Instructions to follow: Pull every line with the word "ByLayer" out of the entries below.

Data for this task:
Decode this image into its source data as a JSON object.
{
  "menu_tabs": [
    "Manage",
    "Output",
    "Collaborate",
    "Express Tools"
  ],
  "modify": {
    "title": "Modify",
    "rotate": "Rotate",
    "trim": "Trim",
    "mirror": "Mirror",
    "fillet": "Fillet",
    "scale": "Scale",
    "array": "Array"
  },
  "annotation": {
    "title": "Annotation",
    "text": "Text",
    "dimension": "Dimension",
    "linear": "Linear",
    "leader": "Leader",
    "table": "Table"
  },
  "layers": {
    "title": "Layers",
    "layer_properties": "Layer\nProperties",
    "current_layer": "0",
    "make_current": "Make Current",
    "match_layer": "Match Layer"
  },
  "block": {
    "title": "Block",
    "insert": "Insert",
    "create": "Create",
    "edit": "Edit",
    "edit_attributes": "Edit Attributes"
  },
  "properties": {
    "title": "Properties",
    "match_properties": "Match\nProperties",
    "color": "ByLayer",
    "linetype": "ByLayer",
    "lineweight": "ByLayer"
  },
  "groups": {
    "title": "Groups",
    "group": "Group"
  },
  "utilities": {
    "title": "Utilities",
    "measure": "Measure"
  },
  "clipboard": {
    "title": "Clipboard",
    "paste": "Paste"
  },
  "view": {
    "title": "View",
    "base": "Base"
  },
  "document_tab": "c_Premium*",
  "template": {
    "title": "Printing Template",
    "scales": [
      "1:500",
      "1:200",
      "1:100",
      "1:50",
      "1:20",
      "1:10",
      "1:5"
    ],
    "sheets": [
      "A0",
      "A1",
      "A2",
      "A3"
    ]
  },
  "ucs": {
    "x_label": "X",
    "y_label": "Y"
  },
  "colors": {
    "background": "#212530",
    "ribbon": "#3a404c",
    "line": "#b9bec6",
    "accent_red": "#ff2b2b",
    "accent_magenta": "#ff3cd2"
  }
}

Completed exercise:
    "color": "ByLayer",
    "linetype": "ByLayer",
    "lineweight": "ByLayer"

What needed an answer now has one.